Cancer prevention is particularly important for childhood cancer survivors. Several studies have shown that as childhood cancer survivors become older, they have a slightly higher risk of developing a second cancer compared to people their same age in the general population.
HPV will affect 80 percent of people in their lifetime. Nearly all sexually active men and women get HPV at some point in their lives. HPV infects about 14 million people each year in the U.S. The second most common sexually transmitted infection is chlamydia with about 3 million new cases annually.
About 90 percent of HPV infections go away within a year or two, occur without any symptoms, and do not cause cancer. A strong immune response will help to clear most HPV infections.
However, some immune systems are not able to fight HPV. If the infection persists for many years, it can lead to cancer.
HPV can cause 6 types of cancer:
HPV is the leading cause of cervical cancer in women. After tobacco and alcohol, HPV causes more cases of oropharyngeal (throat) cancer in men.
HPV Vaccine: Closing the Gaps
During the COVID-19 pandemic, many children missed their regular checkups. That means they may not have had the vaccination against human papillomavirus, called HPV.
A vaccine helps your immune system fight certain infections. The HPV vaccine causes the immune system to produce antibodies that protect the body from HPV infection.
The American Cancer Society recommends that boys and girls between the ages of 9-12 get the HPV vaccination, including childhood cancer survivors.
The HPV vaccine is most effective when given before exposure to HPV, which is spread through intimate sexual contact. The best time to vaccinate against HPV is ages 11-12. The immune response is best at these ages. Almost all children will not have been exposed to HPV. Children have the strongest immune response before age 16.
Children should get the HPV vaccine even if it is not required for school attendance. HPV vaccination at ages 11-12 ensures you will have the best protection against HPV cancers. HPV vaccination is safe, it works, and it lasts.
If someone was not vaccinated between ages 9-12, vaccination is approved through age 26 for everyone and for some people who are 27-45 years old.
The Centers for Disease Control and Prevention (CDC) recommends 2 doses of the HPV vaccine for children and teens ages 9 -14. For those who start the HPV vaccine series after their 15th birthday, 3 doses are recommended.
For childhood cancer survivors or for people who are immunocompromised, the Children's Oncology Group (COG) recommends 3 doses of HPV vaccine regardless of age.
More than 200 types of HPV exist. Of those, 40 types are easily spread through sexual contact, including vaginal, anal, or oral sex or finger-to-genital contact. Direct sexual contact of the skin and mucous membrane causes the virus to transfer from an infected person to a partner.

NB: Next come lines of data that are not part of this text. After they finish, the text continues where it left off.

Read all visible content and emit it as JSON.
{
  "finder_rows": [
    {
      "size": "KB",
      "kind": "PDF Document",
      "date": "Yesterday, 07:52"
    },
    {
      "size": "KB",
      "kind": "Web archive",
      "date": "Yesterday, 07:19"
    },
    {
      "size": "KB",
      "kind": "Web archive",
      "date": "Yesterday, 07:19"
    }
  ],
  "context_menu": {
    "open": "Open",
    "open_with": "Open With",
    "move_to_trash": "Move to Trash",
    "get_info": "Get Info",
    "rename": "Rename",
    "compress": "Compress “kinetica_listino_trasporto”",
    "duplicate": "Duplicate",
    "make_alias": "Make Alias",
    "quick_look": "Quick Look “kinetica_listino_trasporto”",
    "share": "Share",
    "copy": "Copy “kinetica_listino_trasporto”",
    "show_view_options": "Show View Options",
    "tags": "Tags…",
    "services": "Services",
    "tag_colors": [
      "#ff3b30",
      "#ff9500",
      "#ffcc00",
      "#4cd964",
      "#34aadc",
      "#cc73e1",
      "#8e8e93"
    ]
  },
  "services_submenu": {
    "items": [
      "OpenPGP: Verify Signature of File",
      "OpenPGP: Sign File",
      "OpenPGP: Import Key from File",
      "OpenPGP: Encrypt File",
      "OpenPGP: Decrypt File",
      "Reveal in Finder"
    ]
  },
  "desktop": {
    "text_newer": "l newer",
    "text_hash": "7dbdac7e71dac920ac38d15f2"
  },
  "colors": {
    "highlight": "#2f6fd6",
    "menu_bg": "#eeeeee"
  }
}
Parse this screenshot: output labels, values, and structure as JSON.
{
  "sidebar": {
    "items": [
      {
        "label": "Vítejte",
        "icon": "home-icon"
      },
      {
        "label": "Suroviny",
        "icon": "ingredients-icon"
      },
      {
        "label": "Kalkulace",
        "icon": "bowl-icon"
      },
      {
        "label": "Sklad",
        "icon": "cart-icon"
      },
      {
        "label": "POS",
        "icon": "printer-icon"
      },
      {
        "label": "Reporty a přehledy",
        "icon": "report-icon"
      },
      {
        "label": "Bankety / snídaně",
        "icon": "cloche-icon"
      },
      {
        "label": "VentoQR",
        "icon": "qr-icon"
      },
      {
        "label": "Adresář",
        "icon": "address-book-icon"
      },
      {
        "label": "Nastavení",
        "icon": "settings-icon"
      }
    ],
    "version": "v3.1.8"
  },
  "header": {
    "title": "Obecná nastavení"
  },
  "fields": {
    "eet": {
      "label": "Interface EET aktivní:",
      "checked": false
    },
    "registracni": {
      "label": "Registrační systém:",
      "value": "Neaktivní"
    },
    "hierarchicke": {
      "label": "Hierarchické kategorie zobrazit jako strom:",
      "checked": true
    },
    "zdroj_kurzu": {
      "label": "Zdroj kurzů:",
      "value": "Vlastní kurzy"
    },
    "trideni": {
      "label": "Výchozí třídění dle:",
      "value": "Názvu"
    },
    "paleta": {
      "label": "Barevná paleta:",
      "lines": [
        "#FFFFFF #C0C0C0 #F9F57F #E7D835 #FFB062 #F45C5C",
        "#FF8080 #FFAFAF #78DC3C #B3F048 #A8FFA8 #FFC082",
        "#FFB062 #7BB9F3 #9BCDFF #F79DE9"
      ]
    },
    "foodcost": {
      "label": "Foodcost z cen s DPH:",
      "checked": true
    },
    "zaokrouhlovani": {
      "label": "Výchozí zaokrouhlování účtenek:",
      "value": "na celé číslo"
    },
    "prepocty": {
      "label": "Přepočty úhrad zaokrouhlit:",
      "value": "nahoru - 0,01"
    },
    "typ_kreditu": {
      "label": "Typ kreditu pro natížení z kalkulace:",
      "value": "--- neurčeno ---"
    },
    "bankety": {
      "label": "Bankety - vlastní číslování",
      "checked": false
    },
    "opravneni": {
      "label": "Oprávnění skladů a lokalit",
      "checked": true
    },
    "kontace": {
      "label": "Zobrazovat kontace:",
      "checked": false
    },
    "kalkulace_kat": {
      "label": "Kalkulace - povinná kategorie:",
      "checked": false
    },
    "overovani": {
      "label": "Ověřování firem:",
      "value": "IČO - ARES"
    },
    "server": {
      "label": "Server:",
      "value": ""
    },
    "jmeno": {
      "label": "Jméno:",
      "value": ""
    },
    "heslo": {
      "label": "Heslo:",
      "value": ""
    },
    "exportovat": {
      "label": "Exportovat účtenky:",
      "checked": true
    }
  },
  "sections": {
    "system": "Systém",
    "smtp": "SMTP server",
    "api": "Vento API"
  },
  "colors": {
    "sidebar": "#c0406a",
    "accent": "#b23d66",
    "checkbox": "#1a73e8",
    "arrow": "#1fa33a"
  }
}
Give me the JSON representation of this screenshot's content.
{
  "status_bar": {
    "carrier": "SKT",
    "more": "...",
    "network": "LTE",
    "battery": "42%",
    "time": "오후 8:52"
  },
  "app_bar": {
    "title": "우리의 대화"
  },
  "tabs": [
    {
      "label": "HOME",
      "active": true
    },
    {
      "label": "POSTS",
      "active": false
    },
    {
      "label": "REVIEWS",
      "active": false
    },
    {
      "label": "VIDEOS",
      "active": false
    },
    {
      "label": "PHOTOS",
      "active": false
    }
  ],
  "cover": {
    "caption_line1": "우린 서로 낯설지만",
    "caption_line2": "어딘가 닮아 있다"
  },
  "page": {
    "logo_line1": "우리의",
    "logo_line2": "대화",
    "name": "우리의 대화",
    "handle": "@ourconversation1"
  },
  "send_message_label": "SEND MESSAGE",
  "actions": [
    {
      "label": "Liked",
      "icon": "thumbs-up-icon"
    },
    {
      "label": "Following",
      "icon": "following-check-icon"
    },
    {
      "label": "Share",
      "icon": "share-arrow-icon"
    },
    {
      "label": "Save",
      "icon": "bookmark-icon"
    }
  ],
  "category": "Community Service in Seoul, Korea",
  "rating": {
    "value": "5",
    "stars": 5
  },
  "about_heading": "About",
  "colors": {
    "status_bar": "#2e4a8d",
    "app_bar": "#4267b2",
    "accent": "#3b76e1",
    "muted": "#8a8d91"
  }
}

An infected person can still pass HPV to other people even if the infected person’s immune system eventually clears the infection. The other person’s immune system may not be able to. People who do not have symptoms of HPV can spread HPV to another person and symptoms may develop in that person.
The Centers for Disease Control and Prevention (CDC) estimates that 80% of sexually active women and more than 90% of sexually active men will become infected with HPV– half with a high-risk or cancer-causing type of HPV. About half of the population (both males and females) are currently infected with HPV (42.5% of females aged 14-59, 53.8% females aged 20-24, 52-69% of males aged 18-70).
To prevent HPV, survivors should:
Because HPV is associated with sexual activity, there are a number of myths about the infection, how it is spread, and the effects of the vaccine itself.
Ask your child’s primary care provider about getting the vaccine or contact the local health department.
The vaccine is covered by most private insurance plans.
The Vaccines for Children (VFC) program provides vaccines for children ages 18 years and younger, who are uninsured, Medicaid-eligible, American Indian, or Alaska Native. There is no charge for vaccines given by a VFC provider to eligible children.
Any child who is younger than 19 years of age and meets one of the following requirements is eligible for the program:
For more information about the HPV vaccine and its effectiveness in preventing cancer, go to:
Reviewed: October 2021